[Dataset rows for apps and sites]

Content starts

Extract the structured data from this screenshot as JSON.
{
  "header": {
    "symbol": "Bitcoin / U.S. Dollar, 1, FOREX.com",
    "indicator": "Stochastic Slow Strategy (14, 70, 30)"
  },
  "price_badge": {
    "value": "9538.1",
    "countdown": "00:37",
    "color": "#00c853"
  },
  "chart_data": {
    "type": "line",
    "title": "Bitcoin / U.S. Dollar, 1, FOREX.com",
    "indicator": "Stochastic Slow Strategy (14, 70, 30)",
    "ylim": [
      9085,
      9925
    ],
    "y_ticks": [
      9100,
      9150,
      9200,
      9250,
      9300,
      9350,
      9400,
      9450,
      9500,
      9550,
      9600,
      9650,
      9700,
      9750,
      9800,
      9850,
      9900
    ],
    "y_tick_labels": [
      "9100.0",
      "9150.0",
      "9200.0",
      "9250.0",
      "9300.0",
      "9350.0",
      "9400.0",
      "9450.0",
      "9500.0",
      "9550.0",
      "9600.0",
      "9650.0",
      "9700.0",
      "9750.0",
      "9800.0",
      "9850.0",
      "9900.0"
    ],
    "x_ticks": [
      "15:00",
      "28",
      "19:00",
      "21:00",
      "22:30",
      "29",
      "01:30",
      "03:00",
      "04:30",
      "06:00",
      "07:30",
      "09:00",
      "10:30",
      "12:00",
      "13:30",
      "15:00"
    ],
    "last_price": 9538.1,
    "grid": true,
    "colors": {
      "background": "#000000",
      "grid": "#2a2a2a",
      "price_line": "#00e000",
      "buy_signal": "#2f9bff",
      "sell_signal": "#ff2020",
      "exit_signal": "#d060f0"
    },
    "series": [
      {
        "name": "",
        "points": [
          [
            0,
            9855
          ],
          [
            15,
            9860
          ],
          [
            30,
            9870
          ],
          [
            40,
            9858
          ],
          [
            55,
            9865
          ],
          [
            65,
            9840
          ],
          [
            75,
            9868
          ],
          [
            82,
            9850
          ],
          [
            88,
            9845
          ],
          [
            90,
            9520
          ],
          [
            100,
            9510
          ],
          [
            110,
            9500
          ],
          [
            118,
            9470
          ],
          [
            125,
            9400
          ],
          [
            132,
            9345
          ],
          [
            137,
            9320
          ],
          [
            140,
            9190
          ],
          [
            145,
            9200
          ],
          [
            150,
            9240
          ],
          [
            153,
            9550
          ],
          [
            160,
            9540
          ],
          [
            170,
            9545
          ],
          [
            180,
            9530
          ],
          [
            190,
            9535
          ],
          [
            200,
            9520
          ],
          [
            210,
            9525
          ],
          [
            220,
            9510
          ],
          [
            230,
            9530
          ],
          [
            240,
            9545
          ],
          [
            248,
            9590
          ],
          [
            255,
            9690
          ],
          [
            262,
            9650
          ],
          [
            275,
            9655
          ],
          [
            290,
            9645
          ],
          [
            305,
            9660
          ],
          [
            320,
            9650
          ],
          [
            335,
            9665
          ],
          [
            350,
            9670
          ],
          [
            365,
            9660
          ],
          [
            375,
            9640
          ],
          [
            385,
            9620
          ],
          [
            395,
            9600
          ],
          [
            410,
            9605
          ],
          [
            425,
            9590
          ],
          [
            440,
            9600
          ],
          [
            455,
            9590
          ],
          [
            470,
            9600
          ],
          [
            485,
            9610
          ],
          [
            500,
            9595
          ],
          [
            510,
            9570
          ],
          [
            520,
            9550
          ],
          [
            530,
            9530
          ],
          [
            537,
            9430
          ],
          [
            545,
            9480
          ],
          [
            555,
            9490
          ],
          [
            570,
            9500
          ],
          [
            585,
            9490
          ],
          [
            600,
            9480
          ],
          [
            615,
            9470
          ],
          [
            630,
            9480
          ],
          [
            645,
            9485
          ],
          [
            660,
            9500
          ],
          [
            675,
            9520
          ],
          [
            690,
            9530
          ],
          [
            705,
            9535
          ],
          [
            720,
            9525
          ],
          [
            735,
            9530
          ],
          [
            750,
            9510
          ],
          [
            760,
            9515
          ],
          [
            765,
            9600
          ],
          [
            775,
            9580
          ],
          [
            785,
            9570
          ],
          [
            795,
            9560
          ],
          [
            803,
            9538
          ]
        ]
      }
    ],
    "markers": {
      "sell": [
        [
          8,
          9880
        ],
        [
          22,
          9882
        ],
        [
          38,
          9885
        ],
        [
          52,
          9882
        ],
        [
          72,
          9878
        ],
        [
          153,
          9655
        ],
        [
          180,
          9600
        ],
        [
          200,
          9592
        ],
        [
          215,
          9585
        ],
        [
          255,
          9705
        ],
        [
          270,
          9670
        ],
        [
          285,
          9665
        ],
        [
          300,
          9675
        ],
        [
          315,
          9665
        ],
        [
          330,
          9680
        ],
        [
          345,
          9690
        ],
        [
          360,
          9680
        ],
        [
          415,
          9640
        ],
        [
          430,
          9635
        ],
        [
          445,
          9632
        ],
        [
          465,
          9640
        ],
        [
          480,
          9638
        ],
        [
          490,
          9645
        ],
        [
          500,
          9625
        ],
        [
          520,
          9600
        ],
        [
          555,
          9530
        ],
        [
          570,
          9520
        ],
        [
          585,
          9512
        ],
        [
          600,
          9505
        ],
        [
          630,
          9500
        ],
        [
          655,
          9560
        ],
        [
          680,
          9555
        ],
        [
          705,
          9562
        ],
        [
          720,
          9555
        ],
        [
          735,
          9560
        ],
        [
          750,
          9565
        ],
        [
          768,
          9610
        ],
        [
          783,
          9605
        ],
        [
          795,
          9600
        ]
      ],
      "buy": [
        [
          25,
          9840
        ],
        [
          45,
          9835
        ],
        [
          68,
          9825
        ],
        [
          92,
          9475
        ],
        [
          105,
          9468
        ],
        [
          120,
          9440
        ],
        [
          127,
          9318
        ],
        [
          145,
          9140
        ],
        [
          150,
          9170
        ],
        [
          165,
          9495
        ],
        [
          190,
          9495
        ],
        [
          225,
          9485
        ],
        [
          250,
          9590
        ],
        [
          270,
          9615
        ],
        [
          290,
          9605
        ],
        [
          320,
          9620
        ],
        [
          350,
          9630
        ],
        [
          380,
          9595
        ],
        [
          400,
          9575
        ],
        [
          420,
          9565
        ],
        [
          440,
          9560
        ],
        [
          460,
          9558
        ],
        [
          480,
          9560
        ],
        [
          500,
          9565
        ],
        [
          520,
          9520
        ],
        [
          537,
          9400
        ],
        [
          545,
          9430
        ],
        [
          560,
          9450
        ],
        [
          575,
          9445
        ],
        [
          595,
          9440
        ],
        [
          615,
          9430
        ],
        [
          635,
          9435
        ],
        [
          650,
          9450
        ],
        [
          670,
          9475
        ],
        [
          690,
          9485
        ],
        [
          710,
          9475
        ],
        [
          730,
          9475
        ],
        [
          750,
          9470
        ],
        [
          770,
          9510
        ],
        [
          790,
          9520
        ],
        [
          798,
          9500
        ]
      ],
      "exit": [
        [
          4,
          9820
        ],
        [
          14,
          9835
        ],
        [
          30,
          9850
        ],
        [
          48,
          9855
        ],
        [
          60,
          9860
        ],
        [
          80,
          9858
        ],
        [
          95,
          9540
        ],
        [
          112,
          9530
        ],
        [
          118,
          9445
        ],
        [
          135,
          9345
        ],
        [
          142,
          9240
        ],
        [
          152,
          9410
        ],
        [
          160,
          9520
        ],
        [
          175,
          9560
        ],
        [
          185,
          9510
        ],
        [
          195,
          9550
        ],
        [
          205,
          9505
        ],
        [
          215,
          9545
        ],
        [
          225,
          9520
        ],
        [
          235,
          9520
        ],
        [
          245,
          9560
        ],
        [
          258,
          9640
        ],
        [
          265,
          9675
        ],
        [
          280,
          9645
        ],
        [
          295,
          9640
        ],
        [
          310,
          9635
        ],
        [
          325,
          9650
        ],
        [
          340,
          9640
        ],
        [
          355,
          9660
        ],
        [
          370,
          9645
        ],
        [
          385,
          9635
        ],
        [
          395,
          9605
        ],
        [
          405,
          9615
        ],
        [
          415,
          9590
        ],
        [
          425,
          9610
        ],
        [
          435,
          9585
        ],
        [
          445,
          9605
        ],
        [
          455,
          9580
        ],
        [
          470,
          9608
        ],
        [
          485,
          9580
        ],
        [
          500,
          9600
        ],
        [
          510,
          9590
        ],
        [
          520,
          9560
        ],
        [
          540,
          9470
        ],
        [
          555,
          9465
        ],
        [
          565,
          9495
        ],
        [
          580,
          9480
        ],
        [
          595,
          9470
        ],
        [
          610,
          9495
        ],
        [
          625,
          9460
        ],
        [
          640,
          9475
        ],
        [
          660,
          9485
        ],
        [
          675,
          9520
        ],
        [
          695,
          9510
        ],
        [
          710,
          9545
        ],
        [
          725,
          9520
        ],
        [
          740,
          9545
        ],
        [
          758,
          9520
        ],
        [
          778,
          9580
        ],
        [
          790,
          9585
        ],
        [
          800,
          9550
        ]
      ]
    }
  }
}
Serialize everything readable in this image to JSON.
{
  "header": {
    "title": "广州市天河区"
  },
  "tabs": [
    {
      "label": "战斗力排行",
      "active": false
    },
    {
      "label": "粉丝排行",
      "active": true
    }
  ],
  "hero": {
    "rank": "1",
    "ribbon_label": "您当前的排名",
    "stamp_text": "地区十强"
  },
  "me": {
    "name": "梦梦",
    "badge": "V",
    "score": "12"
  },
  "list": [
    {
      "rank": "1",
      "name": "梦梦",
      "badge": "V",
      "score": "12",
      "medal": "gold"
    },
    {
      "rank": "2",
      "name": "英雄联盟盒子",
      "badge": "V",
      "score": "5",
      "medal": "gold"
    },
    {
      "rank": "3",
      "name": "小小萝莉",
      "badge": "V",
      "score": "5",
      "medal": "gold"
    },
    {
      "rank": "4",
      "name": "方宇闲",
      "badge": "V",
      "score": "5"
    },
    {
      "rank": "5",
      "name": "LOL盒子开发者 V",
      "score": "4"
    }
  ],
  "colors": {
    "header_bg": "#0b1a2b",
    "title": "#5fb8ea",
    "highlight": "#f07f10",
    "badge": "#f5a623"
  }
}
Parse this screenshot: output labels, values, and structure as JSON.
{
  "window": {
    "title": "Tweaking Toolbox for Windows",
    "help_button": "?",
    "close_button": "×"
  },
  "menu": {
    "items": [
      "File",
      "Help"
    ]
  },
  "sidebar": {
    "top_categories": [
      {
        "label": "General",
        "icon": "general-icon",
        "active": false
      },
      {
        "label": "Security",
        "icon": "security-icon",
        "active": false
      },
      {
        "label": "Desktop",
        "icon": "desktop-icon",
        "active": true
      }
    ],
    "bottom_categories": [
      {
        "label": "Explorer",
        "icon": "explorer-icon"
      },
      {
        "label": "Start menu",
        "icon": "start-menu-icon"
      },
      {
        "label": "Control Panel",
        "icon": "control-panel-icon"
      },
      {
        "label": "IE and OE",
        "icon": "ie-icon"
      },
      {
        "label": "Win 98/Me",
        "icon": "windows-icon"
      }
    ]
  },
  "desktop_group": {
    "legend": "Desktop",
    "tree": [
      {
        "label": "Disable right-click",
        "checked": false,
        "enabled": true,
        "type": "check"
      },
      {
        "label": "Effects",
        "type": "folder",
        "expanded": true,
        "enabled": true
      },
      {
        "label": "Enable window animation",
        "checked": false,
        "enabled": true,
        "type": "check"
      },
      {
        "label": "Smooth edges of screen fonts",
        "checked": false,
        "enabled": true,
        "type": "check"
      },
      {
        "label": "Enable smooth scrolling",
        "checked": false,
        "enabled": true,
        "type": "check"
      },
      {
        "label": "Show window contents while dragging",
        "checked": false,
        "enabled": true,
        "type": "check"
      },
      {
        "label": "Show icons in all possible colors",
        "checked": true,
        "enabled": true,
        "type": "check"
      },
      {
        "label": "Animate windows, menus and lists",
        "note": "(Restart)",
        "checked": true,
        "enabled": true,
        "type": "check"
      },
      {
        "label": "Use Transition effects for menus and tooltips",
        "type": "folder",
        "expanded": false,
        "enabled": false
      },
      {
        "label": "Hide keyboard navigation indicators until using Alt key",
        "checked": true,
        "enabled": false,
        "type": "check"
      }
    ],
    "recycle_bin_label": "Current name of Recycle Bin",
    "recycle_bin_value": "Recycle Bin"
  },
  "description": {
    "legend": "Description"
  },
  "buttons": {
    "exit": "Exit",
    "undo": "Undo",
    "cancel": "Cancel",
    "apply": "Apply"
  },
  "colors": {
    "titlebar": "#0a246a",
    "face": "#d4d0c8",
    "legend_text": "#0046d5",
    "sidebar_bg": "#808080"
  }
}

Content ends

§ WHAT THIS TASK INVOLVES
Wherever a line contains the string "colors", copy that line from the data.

§ THE COMPLETED TASK
    "colors": {
  "colors": {
        "label": "Show icons in all possible colors",
  "colors": {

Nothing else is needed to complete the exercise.